(Source data)

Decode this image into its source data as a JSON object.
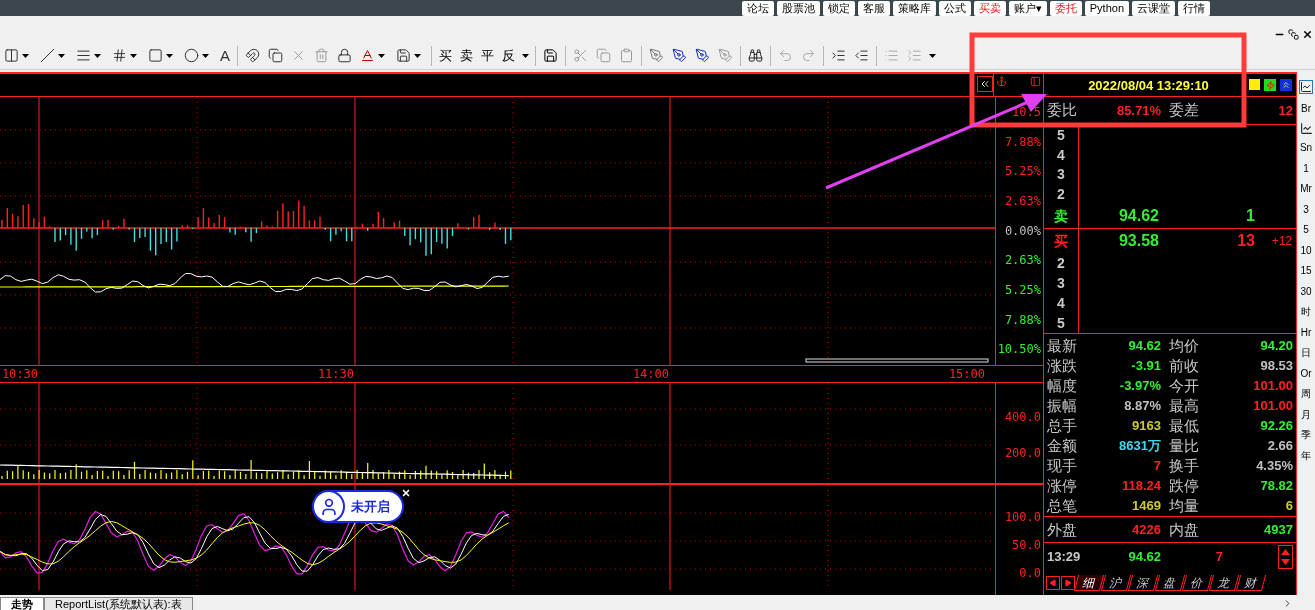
{
  "top_menu": [
    {
      "label": "论坛",
      "highlighted": false
    },
    {
      "label": "股票池",
      "highlighted": false
    },
    {
      "label": "锁定",
      "highlighted": false
    },
    {
      "label": "客服",
      "highlighted": false
    },
    {
      "label": "策略库",
      "highlighted": false
    },
    {
      "label": "公式",
      "highlighted": false
    },
    {
      "label": "买卖",
      "highlighted": true
    },
    {
      "label": "账户▾",
      "highlighted": false
    },
    {
      "label": "委托",
      "highlighted": true
    },
    {
      "label": "Python",
      "highlighted": false
    },
    {
      "label": "云课堂",
      "highlighted": false
    },
    {
      "label": "行情",
      "highlighted": false
    }
  ],
  "toolbar": {
    "text_tool": "A",
    "trade_buttons": [
      "买",
      "卖",
      "平",
      "反"
    ]
  },
  "chart": {
    "price_axis": [
      {
        "label": "10.5",
        "color": "#ff2020"
      },
      {
        "label": "7.88%",
        "color": "#ff2020"
      },
      {
        "label": "5.25%",
        "color": "#ff2020"
      },
      {
        "label": "2.63%",
        "color": "#ff2020"
      },
      {
        "label": "0.00%",
        "color": "#c0c0c0"
      },
      {
        "label": "2.63%",
        "color": "#33ee33"
      },
      {
        "label": "5.25%",
        "color": "#33ee33"
      },
      {
        "label": "7.88%",
        "color": "#33ee33"
      },
      {
        "label": "10.50%",
        "color": "#33ee33"
      }
    ],
    "time_axis": [
      "10:30",
      "11:30",
      "14:00",
      "15:00"
    ],
    "volume_axis": [
      "400.0",
      "200.0"
    ],
    "indicator_axis": [
      "100.0",
      "50.0",
      "0.0"
    ],
    "popup": {
      "label": "未开启"
    }
  },
  "quote": {
    "datetime": "2022/08/04 13:29:10",
    "ratio": {
      "label": "委比",
      "value": "85.71%",
      "diff_label": "委差",
      "diff_value": "12"
    },
    "asks": [
      {
        "label": "5"
      },
      {
        "label": "4"
      },
      {
        "label": "3"
      },
      {
        "label": "2"
      },
      {
        "label": "卖",
        "price": "94.62",
        "volume": "1"
      }
    ],
    "bids": [
      {
        "label": "买",
        "price": "93.58",
        "volume": "13",
        "change": "+12"
      },
      {
        "label": "2"
      },
      {
        "label": "3"
      },
      {
        "label": "4"
      },
      {
        "label": "5"
      }
    ],
    "stats": [
      {
        "left": {
          "label": "最新",
          "value": "94.62",
          "color": "#33ee33"
        },
        "right": {
          "label": "均价",
          "value": "94.20",
          "color": "#33ee33"
        }
      },
      {
        "left": {
          "label": "涨跌",
          "value": "-3.91",
          "color": "#33ee33"
        },
        "right": {
          "label": "前收",
          "value": "98.53",
          "color": "#c0c0c0"
        }
      },
      {
        "left": {
          "label": "幅度",
          "value": "-3.97%",
          "color": "#33ee33"
        },
        "right": {
          "label": "今开",
          "value": "101.00",
          "color": "#ff2020"
        }
      },
      {
        "left": {
          "label": "振幅",
          "value": "8.87%",
          "color": "#c0c0c0"
        },
        "right": {
          "label": "最高",
          "value": "101.00",
          "color": "#ff2020"
        }
      },
      {
        "left": {
          "label": "总手",
          "value": "9163",
          "color": "#d0c830"
        },
        "right": {
          "label": "最低",
          "value": "92.26",
          "color": "#33ee33"
        }
      },
      {
        "left": {
          "label": "金额",
          "value": "8631万",
          "color": "#40d8f0"
        },
        "right": {
          "label": "量比",
          "value": "2.66",
          "color": "#c0c0c0"
        }
      },
      {
        "left": {
          "label": "现手",
          "value": "7",
          "color": "#ff2020"
        },
        "right": {
          "label": "换手",
          "value": "4.35%",
          "color": "#c0c0c0"
        }
      },
      {
        "left": {
          "label": "涨停",
          "value": "118.24",
          "color": "#ff2020"
        },
        "right": {
          "label": "跌停",
          "value": "78.82",
          "color": "#33ee33"
        }
      },
      {
        "left": {
          "label": "总笔",
          "value": "1469",
          "color": "#d0c830"
        },
        "right": {
          "label": "均量",
          "value": "6",
          "color": "#d0c830"
        }
      }
    ],
    "trade_sides": [
      {
        "label": "外盘",
        "value": "4226",
        "color": "#ff2020"
      },
      {
        "label": "内盘",
        "value": "4937",
        "color": "#33ee33"
      }
    ],
    "last_tick": {
      "time": "13:29",
      "price": "94.62",
      "volume": "7"
    },
    "tabs": [
      {
        "label": "细",
        "selected": true
      },
      {
        "label": "沪",
        "selected": false
      },
      {
        "label": "深",
        "selected": false
      },
      {
        "label": "盘",
        "selected": false
      },
      {
        "label": "价",
        "selected": false
      },
      {
        "label": "龙",
        "selected": false
      },
      {
        "label": "财",
        "selected": false
      }
    ]
  },
  "period_sidebar": [
    "Br",
    "Sn",
    "1",
    "Mr",
    "3",
    "5",
    "10",
    "15",
    "30",
    "时",
    "Hr",
    "日",
    "Or",
    "周",
    "月",
    "季",
    "年"
  ],
  "bottom_tabs": [
    {
      "label": "走势",
      "selected": true
    },
    {
      "label": "ReportList(系统默认表):表",
      "selected": false
    }
  ]
}
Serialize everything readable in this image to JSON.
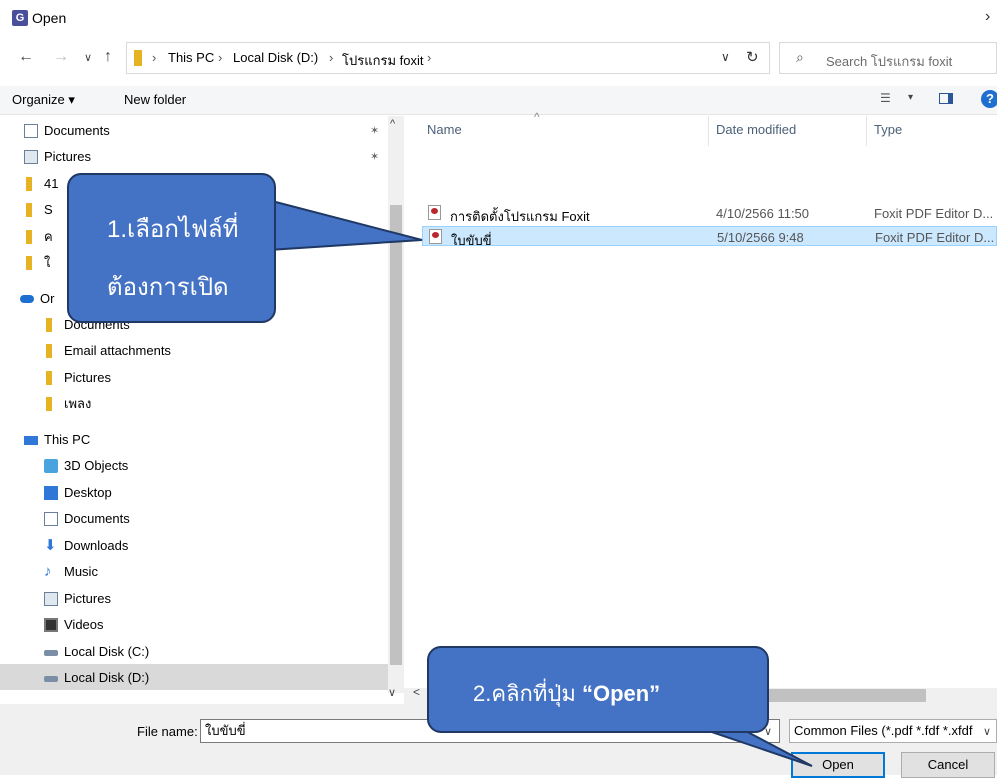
{
  "window": {
    "title": "Open",
    "app_icon_glyph": "G",
    "close_glyph": "›"
  },
  "nav": {
    "back_glyph": "←",
    "forward_glyph": "→",
    "recent_glyph": "∨",
    "up_glyph": "↑",
    "breadcrumbs": [
      "This PC",
      "Local Disk (D:)",
      "โปรแกรม foxit"
    ],
    "crumb_sep": "›",
    "dropdown_glyph": "∨",
    "refresh_glyph": "↻",
    "search_icon_glyph": "⌕",
    "search_placeholder": "Search โปรแกรม foxit"
  },
  "toolbar": {
    "organize_label": "Organize ▾",
    "new_folder_label": "New folder",
    "view_glyph": "☰",
    "view_dd_glyph": "▾",
    "help_glyph": "?"
  },
  "sidebar": {
    "items": [
      {
        "label": "Documents",
        "icon": "document-icon",
        "pinned": true
      },
      {
        "label": "Pictures",
        "icon": "pictures-icon",
        "pinned": true
      },
      {
        "label": "41",
        "icon": "folder-icon"
      },
      {
        "label": "S",
        "icon": "folder-icon"
      },
      {
        "label": "ค",
        "icon": "folder-icon"
      },
      {
        "label": "ใ",
        "icon": "folder-icon"
      },
      {
        "label": "Or",
        "icon": "onedrive-icon"
      },
      {
        "label": "Documents",
        "icon": "folder-icon"
      },
      {
        "label": "Email attachments",
        "icon": "folder-icon"
      },
      {
        "label": "Pictures",
        "icon": "folder-icon"
      },
      {
        "label": "เพลง",
        "icon": "folder-icon"
      },
      {
        "label": "This PC",
        "icon": "this-pc-icon"
      },
      {
        "label": "3D Objects",
        "icon": "3d-objects-icon"
      },
      {
        "label": "Desktop",
        "icon": "desktop-icon"
      },
      {
        "label": "Documents",
        "icon": "document-icon"
      },
      {
        "label": "Downloads",
        "icon": "downloads-icon"
      },
      {
        "label": "Music",
        "icon": "music-icon"
      },
      {
        "label": "Pictures",
        "icon": "pictures-icon"
      },
      {
        "label": "Videos",
        "icon": "videos-icon"
      },
      {
        "label": "Local Disk (C:)",
        "icon": "disk-icon"
      },
      {
        "label": "Local Disk (D:)",
        "icon": "disk-icon",
        "selected": true
      }
    ],
    "pin_glyph": "✶",
    "scroll_up_glyph": "^",
    "scroll_down_glyph": "∨",
    "scroll_left_glyph": "<"
  },
  "file_list": {
    "columns": {
      "name": "Name",
      "date": "Date modified",
      "type": "Type"
    },
    "sort_glyph": "^",
    "files": [
      {
        "name": "การติดตั้งโปรแกรม Foxit",
        "date": "4/10/2566 11:50",
        "type": "Foxit PDF Editor D...",
        "selected": false
      },
      {
        "name": "ใบขับขี่",
        "date": "5/10/2566 9:48",
        "type": "Foxit PDF Editor D...",
        "selected": true
      }
    ]
  },
  "bottom": {
    "file_name_label": "File name:",
    "file_name_value": "ใบขับขี่",
    "file_type_value": "Common Files (*.pdf *.fdf *.xfdf",
    "dd_glyph": "∨",
    "open_label": "Open",
    "cancel_label": "Cancel"
  },
  "callouts": {
    "step1_line1": "1.เลือกไฟล์ที่",
    "step1_line2": "ต้องการเปิด",
    "step2_prefix": "2.คลิกที่ปุ่ม ",
    "step2_button": "“Open”"
  },
  "colors": {
    "callout_fill": "#4472c4",
    "callout_border": "#1f3864",
    "selection": "#cce8ff",
    "accent": "#0078d7"
  }
}
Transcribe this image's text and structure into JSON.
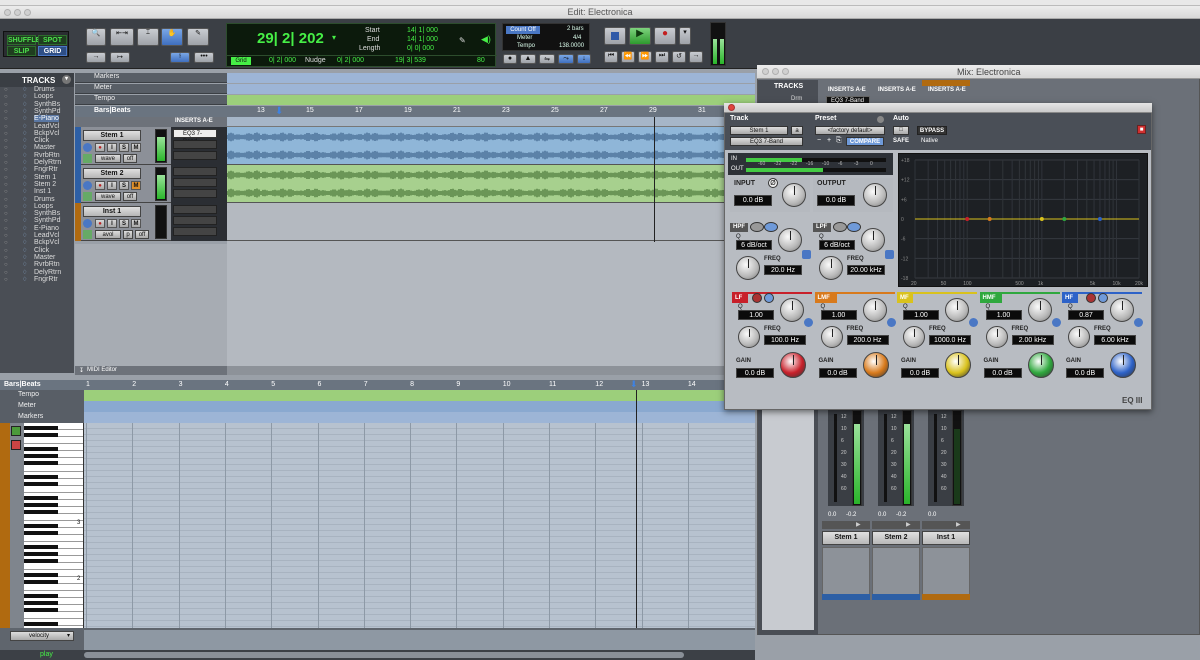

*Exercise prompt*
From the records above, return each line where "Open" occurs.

*Response below*
    "title": "Open",
    "open_label": "Open",
    "step2_button": "“Open”"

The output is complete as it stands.